The bar area was disappointingly generic, lots of light wood panelling, coupled with loud carpet and banquette seating. We headed upstairs to the ‘green room’ which was a fabulous mixture of props, posters and furniture, appearing as a spare room where everything is shoved that you don’t want to display. In the corner we eyed with anticipation a regular domestic chest freezer with signed promises of ice cream.

At the appointed time we, with the other patrons, were called into the theatre, which was a mid-sized auditorium set in the round with rows of stadium crushed velvet seating. We sat in the middle on the back row.

The temperature was going up.

The play was a little known Noel Coward piece called Nude with Violin, which is set in Paris in the mid-1950s. It’s a beautiful comedy of manners set in the drawing room of a recently deceased world renowned artist, Paul Sorodin. His estranged but most immediate family have gathered to sort out the estate in the absence of a will.

As the drama unfolds various characters turn up with letters signed by the artist confirming that they indeed painted the pictures of various periods of his career. In fact we are left wondering whether he actually painted anything himself.

To avoid the scandal the family and the art dealer set about trying to contain the secret with the assistance of the ever present, ever listening, multi skilled valet.

It’s not particularly fast paced, and the entertainment came from the clever and witty one liners.

The theatre itself has not yet been able to invest in air conditioning and the 3 fans and one portable unit could not stop the ever increasing temperature, and despite the claps of thunder (I wondered whether they were indeed part of the production), the air did not cool.

In the interval we headed for ice cream and some air. While it was cooler outside of the auditorium it was far from cool, and the rain was heavy so rather than risk flat hair we had to stand by the open outer pub doors and try and cool down. The creamy vanilla ice cream helped.
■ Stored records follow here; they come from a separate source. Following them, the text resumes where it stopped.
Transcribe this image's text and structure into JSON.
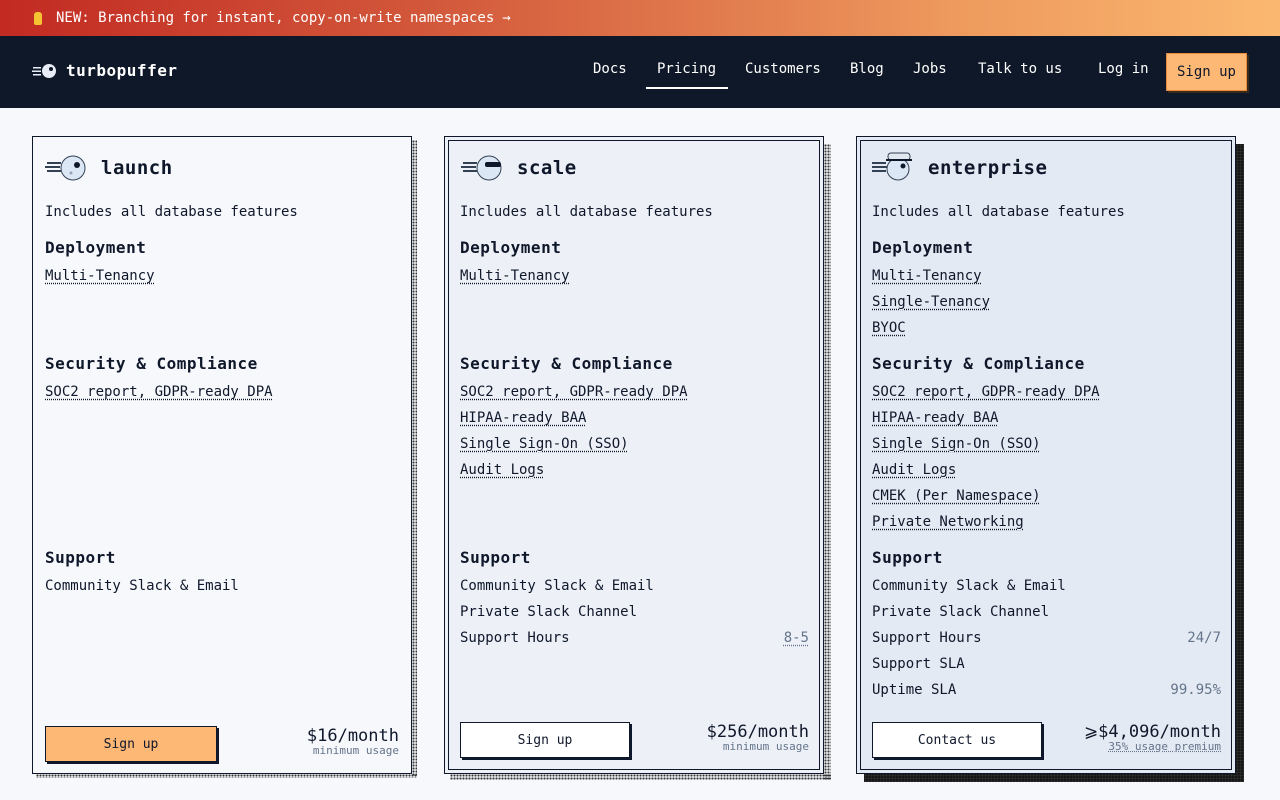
{
  "banner": {
    "text": "NEW: Branching for instant, copy-on-write namespaces",
    "arrow": "→",
    "icon": "bulb-icon"
  },
  "nav": {
    "brand": "turbopuffer",
    "links": [
      "Docs",
      "Pricing",
      "Customers",
      "Blog",
      "Jobs",
      "Talk to us"
    ],
    "active": "Pricing",
    "login": "Log in",
    "signup": "Sign up"
  },
  "colors": {
    "accent": "#fdb876",
    "nav_bg": "#0f1828",
    "text": "#0f172a"
  },
  "plans": [
    {
      "tier": "launch",
      "desc": "Includes all database features",
      "deployment_title": "Deployment",
      "deployment": [
        "Multi-Tenancy"
      ],
      "security_title": "Security & Compliance",
      "security": [
        "SOC2 report, GDPR-ready DPA"
      ],
      "support_title": "Support",
      "support": [
        {
          "label": "Community Slack & Email",
          "value": ""
        }
      ],
      "button": "Sign up",
      "price": "$16/month",
      "price_note": "minimum usage"
    },
    {
      "tier": "scale",
      "desc": "Includes all database features",
      "deployment_title": "Deployment",
      "deployment": [
        "Multi-Tenancy"
      ],
      "security_title": "Security & Compliance",
      "security": [
        "SOC2 report, GDPR-ready DPA",
        "HIPAA-ready BAA",
        "Single Sign-On (SSO)",
        "Audit Logs"
      ],
      "support_title": "Support",
      "support": [
        {
          "label": "Community Slack & Email",
          "value": ""
        },
        {
          "label": "Private Slack Channel",
          "value": ""
        },
        {
          "label": "Support Hours",
          "value": "8-5"
        }
      ],
      "button": "Sign up",
      "price": "$256/month",
      "price_note": "minimum usage"
    },
    {
      "tier": "enterprise",
      "desc": "Includes all database features",
      "deployment_title": "Deployment",
      "deployment": [
        "Multi-Tenancy",
        "Single-Tenancy",
        "BYOC"
      ],
      "security_title": "Security & Compliance",
      "security": [
        "SOC2 report, GDPR-ready DPA",
        "HIPAA-ready BAA",
        "Single Sign-On (SSO)",
        "Audit Logs",
        "CMEK (Per Namespace)",
        "Private Networking"
      ],
      "support_title": "Support",
      "support": [
        {
          "label": "Community Slack & Email",
          "value": ""
        },
        {
          "label": "Private Slack Channel",
          "value": ""
        },
        {
          "label": "Support Hours",
          "value": "24/7"
        },
        {
          "label": "Support SLA",
          "value": ""
        },
        {
          "label": "Uptime SLA",
          "value": "99.95%"
        }
      ],
      "button": "Contact us",
      "price": "⩾$4,096/month",
      "price_note": "35% usage premium"
    }
  ]
}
Things seemed to get hotter in the second act. By the end I was sticky beyond belief and feeling a little dizzy, which was a shame as it was a wonderfully funny tale ridiculing the world of modern art, with which I agree.

It reminded me of a visit some years ago to Flowers East on Richmond Road in Hackney when I lived there. I had seen some beautiful paintings on the first floor, and took some very arty friends, Rita and Andre, to view. The ground floor contained what I like to call ‘paint splodges’, and when we headed to the first floor I was aghast to realise that my favoured exhibition had been replaced by more paint splodges.

‘Oh no! These paintings are the same as downstairs!’ I exclaimed.

A curator appeared and informed us in an irritated manner ‘These have absolutely nothing to do with the exhibition downstairs.’

‘They look the same to me.’ I said

‘To the untrained eye maybe.’ He replied with an ever increasing patronising tone.

‘If that’s training my eye, I would rather stay unpretentious and untrained.’ I added, and at this he scurried back to his room. Rita, Andre and I nearly fell to the floor laughing.

It is ridiculous, and I am well aware that I don’t ‘understand’ some modern art, but I am not sure I want to. Educating Rita springs to mind (and not the aforementioned Rita).

I guess a good Boulevardier has to maintain a pretence of being in tune with the art world, but maybe I am more independent and happy to confidently assert my own opinion at the utter rubbish which can be defined as modern art.

So Mr Coward I am right there with you in ridiculing something so easily set up to be mocked.